Alon Sariel, mandolin; Sean Shibe, guitar; Anneleen Lenaerts, harp; Ophira Zakai, theorbo; Patrick Sepec, cello; Yizhar Karshon, harpsichord; Venice Baroque Orchestra "Here is a musician who recognises no boundaries except those of good taste, and who has the artistry to persuade listeners to follow him anywhere” GRAMOPHONE
When Avi Avital first picked up a mandolin aged eight growing up in Be’er Sheva, Israel, little did he know that years later, he would become the Italian-born instrument’s international ambassador. The first mandolin soloist to become an exclusive Deutsche Grammophon artist, Avital’s latest release for
the label – Art of the Mandolin – is, in his own words, “a portrait of an instrument at once familiar and unknown”; an exploration of “the essence of the mandolin” featuring only repertoire exclusively written for the instrument spanning from the Baroque era to the present day.
Avi Avital’s first encounter with the mandolin came through playing in the local
mandolin youth orchestra founded by Russian-born violinist Simcha Nathanson who transcribed violin pieces especially for the instrument for his students. Continuing his studies at the Jerusalem Academy of Music and later the Conservatorio Cesare Pollini in Padua, Italy, Avital soon found out that, despite the mandolin’s rich and varied history, few classical composers had written specifically for the instrument.
It was however this very historical gap which has given Avital the freedom to not
only continue exploring the instrument’s classical roots but also break the mould and work across different musical periods, traditions, and genres. He has made it his mission too to reinvigorate the mandolin repertory commissioning to date more than 100 new pieces from contemporary composers including 15 mandolin concertos.
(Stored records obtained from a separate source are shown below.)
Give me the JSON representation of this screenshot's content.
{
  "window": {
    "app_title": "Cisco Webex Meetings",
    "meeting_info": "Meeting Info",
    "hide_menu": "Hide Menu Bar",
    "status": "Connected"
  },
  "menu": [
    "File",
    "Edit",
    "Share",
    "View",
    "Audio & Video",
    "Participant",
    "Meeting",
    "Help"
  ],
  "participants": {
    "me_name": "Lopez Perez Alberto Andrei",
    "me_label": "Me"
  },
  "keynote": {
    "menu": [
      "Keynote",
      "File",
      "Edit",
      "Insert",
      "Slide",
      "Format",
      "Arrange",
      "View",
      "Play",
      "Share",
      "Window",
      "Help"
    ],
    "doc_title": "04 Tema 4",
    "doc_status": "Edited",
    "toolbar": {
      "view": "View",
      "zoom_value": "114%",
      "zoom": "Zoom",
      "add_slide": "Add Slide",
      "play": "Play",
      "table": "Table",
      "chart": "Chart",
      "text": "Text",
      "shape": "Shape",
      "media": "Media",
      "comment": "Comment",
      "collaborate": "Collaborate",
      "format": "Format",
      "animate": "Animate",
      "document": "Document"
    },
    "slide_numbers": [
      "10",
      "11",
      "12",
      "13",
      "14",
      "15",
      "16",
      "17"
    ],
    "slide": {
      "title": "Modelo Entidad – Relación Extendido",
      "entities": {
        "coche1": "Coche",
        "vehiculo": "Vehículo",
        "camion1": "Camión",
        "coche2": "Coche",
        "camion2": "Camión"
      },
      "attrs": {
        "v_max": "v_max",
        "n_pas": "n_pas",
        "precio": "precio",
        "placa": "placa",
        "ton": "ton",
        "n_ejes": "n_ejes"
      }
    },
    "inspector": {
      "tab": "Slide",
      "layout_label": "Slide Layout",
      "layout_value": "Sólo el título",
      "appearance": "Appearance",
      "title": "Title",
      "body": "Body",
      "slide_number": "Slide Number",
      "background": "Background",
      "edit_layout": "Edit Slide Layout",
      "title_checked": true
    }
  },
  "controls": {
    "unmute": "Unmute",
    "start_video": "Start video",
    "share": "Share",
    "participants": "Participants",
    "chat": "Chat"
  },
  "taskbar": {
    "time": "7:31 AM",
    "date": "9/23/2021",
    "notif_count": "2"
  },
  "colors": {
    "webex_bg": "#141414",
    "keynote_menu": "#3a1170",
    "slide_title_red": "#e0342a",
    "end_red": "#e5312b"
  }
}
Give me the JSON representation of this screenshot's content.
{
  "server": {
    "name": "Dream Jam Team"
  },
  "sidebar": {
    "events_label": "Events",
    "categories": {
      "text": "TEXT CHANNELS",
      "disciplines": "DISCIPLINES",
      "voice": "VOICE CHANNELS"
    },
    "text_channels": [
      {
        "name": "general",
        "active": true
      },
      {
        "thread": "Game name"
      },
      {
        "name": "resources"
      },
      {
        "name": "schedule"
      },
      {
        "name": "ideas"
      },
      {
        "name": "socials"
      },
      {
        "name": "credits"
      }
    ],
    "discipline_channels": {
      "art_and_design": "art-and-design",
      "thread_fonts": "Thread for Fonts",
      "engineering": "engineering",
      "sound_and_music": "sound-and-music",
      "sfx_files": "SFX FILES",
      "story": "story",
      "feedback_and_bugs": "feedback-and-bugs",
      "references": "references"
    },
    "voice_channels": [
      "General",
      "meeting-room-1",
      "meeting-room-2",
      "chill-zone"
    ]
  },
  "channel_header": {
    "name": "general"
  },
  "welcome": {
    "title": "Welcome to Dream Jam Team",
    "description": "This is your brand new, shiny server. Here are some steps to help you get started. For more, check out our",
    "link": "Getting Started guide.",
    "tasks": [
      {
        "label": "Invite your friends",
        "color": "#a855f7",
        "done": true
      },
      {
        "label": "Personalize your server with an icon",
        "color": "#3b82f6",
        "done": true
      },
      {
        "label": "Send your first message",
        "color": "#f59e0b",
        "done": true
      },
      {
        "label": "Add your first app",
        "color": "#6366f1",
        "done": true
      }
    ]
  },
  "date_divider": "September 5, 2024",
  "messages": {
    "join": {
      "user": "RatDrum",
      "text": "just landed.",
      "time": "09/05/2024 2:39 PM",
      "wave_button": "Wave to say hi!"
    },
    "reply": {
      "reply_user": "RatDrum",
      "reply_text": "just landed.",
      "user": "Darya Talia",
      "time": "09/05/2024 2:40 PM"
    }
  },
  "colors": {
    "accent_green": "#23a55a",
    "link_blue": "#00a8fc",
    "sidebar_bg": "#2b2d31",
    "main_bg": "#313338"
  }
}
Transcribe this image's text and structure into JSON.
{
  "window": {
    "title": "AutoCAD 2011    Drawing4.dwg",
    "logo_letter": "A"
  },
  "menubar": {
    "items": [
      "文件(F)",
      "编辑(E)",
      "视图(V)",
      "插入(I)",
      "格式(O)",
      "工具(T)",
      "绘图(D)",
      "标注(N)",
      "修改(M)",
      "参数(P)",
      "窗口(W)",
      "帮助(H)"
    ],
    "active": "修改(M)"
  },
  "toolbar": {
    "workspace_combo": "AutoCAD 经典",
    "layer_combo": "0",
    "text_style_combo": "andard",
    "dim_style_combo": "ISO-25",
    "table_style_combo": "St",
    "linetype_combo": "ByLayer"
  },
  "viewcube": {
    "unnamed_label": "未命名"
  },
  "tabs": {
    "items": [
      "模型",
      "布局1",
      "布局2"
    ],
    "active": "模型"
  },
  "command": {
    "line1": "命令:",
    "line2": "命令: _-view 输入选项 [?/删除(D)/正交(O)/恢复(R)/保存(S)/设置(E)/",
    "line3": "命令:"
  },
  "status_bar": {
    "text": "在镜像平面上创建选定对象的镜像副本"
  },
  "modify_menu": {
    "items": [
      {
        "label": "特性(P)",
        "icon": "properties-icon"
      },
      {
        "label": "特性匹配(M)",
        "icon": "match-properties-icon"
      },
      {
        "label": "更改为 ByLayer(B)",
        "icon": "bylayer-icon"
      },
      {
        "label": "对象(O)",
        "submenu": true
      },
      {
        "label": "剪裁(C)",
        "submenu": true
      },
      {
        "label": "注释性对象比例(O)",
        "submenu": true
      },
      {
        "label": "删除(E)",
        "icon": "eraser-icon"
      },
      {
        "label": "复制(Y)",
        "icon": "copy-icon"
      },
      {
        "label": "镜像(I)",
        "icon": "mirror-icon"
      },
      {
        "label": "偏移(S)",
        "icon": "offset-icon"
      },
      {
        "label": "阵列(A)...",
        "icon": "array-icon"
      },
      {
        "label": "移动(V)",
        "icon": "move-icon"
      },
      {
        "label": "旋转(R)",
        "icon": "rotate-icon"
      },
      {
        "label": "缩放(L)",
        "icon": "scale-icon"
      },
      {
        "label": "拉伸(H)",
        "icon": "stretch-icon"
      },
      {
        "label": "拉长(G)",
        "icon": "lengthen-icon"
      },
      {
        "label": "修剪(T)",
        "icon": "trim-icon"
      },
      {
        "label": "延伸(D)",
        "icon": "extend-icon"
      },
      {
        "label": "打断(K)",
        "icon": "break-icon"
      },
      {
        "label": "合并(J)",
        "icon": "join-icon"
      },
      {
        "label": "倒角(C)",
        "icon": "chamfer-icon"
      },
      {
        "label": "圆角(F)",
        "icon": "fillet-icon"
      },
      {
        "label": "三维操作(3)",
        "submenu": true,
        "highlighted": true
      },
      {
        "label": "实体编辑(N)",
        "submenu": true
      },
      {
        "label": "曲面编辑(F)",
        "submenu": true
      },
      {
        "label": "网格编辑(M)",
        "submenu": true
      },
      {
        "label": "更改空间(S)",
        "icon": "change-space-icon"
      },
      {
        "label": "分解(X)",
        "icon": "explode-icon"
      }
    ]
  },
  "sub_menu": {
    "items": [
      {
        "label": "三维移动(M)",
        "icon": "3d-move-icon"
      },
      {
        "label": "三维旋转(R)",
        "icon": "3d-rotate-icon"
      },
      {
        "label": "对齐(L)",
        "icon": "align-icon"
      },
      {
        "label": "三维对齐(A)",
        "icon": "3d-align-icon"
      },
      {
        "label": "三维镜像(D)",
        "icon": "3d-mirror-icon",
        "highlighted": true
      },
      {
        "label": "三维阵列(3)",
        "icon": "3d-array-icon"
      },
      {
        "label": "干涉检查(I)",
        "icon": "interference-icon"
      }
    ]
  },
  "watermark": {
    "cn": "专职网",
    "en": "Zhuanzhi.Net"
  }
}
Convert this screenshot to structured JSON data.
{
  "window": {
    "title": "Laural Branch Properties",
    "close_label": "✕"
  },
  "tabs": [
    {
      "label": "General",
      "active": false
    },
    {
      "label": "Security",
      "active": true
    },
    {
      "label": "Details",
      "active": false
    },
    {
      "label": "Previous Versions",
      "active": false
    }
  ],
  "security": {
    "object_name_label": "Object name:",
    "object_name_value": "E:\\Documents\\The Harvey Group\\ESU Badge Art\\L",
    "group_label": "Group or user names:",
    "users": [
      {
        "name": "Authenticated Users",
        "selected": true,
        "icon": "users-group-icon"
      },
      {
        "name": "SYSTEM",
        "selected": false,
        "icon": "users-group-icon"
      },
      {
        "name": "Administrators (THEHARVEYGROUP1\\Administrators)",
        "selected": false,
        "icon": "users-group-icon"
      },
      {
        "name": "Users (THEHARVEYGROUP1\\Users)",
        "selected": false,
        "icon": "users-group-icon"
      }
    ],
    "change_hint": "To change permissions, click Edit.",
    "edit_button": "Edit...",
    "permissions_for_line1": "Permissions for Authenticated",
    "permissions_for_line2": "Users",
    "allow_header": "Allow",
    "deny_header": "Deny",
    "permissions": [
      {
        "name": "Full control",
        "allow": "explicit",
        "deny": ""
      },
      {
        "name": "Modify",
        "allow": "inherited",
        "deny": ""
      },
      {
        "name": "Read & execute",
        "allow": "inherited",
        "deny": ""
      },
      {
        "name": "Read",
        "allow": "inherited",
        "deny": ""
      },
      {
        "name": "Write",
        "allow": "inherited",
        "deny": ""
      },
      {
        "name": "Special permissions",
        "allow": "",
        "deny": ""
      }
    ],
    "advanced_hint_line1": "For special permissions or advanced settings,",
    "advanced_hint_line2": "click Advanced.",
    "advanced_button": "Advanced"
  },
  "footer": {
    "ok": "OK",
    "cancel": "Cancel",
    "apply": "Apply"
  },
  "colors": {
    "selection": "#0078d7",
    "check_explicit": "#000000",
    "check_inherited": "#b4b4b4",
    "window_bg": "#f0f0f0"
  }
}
His new album Art of the Mandolin – ranging from music by Vivaldi,
Scarlatti and Beethoven to David Bruce, Giovanni Sollima (written for Avital),
Paul Ben-Haim and Hans Werner Henze – is a reflection of all these concerns and a celebration of the limitlessness of the mandolin’s potentials.
Often compared to classical guitarist Andrés Segovia for his championship of his
instrument, Avi Avital became the first mandolin soloist nominated for a Grammy Award in 2010 for his Naxos recording of Avner Dorman’s Mandolin Concerto. An exclusive Deutsche Grammophon artist since 2013, his previous recordings for the label include solo Bach (2019); Avital meets Avital (2017) with Israeli-American jazz bassist and composer Omer Avital exploring at once their shared cultural heritage and divergent artistic paths; Vivaldi (2015); Between Worlds (2014), a survey of works inspired by folk-music traditions; and an album of his own Bach concerto transcriptions for mandolin (2012).
Stream the new album here or for a review copy/further information:
Ginny Macbeth/Moë Faulkner: 020 7251 9448